#### Get ready to build! Hands-on toys that teach are hot

November 22, 2016

Toys that teach aren't a new thing, but a growing number are calling for kids to build with blocks, circuits or everyday items before reaching for a tablet screen.

#### Team ahead of the 'curve' in magnetic study

September 21, 2016

When a baseball pitcher uncorks a nasty curveball, the spinning motion of the ball forces air to flow around it at different speeds, causing the ball to "break" in one direction.

#### Some brains are blind to moving objects

September 28, 2016

As many as half of people are blind to motion in some part of their field of vision, but the deficit doesn't have anything to do with the eyes.

#### Great expectations from fewer collisions

September 22, 2016

Usually, the motto of the LHC is 'maximum luminosity' (in other words, as many collisions as possible).

#### Breaking ball too good to be true (w/ Video)

October 13, 2010

(PhysOrg.com) -- Curveballs curve and fastballs go really fast, but new research suggests that no pitcher can make a curveball "break" or a fastball "rise."

#### How does an outfielder know where to run for a fly ball?

January 21, 2010

(PhysOrg.com) -- Faced with a fly ball soaring deep into center field during the 1954 World Series, New York Giants center fielder Willie Mays turned his back on the ball, ran straight to the center field fence and caught ...

## Recommended for you

#### Photonic crystal enhanced microscope sheds light on wound healing and cancer metastasis

December 7, 2016

University of Illinois Electrical & Computer Engineering and Bioengineering Professor Brian Cunningham's Nano Sensors group has invented a novel live-cell imaging method that could someday help biologists better understand ...

#### Uncovering the secrets of water and ice as materials

December 7, 2016

Water is vital to life on Earth and its importance simply can't be overstated—it's also deeply rooted within our conscience that there's something extremely special about it. Yet, from a scientific point of view, much remains ...

#### Physicists develop technique to save more lives by vaccinating fewer people

December 7, 2016

Scientists at the University of Aberdeen have developed a mathematical method to prevent epidemics by vaccinating fewer people than ever before.

#### Blocks of ice demonstrate levitated and directed motion

December 7, 2016

Resembling the Leidenfrost effect seen in rapidly boiling water droplets, a disk of ice becomes highly mobile due to a levitating layer of water between it and the smooth surface on which it rests and melts. The otherwise ...

#### The case for co-decaying dark matter

December 5, 2016

(Phys.org)—There isn't as much dark matter around today as there used to be. According to one of the most popular models of dark matter, the universe contained much more dark matter early on when the temperature was hotter. ...

#### Tunneling holds key to high-speed modulation of transistor and laser development

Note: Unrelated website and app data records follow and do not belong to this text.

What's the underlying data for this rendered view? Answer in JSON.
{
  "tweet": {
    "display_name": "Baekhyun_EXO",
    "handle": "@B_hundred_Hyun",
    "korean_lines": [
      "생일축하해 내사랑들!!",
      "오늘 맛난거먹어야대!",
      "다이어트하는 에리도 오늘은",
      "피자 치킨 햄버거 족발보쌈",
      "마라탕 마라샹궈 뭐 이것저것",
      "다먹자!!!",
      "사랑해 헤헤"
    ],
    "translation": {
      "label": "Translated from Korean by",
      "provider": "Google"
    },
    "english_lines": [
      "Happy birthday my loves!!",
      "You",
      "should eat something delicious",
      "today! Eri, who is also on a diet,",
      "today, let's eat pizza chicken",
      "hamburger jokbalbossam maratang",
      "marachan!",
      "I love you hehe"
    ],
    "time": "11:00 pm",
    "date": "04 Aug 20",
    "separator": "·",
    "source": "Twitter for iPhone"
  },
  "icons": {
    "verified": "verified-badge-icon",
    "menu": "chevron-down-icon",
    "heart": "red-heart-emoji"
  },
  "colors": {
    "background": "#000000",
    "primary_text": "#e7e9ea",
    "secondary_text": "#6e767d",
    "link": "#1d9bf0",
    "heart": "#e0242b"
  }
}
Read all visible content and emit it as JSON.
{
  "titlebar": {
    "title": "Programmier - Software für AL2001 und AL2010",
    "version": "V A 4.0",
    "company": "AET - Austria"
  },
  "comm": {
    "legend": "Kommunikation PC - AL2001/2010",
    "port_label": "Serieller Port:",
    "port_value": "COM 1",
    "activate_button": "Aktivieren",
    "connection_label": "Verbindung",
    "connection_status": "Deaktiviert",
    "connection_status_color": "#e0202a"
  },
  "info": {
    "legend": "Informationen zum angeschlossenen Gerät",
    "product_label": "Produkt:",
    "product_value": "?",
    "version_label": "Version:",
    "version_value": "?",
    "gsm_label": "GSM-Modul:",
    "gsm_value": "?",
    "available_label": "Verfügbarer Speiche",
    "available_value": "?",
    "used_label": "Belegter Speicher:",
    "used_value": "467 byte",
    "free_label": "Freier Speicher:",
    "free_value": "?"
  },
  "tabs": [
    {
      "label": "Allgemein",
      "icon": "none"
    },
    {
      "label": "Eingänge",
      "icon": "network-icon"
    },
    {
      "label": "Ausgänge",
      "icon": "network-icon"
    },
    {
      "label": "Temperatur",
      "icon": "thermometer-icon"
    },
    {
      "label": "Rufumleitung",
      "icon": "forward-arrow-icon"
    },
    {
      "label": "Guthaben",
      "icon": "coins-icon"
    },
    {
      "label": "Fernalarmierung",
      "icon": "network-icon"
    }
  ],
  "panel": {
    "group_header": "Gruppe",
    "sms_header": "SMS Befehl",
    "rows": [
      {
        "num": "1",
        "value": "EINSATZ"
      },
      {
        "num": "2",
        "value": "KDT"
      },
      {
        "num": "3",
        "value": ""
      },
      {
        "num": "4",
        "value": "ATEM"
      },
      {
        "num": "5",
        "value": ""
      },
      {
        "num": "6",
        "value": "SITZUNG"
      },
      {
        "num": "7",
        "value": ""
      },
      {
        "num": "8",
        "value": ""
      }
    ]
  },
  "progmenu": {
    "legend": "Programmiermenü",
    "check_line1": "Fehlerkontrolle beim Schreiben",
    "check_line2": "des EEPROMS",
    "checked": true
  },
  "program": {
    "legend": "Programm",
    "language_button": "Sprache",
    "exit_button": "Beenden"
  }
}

December 5, 2016

In 2004, electrical engineering pioneers Nick Holonyak, Jr. and Milton Feng at the University of Illinois invented the transistor laser—a three-port device that incorporated quantum-wells in the base and an optical cavity—increasing ...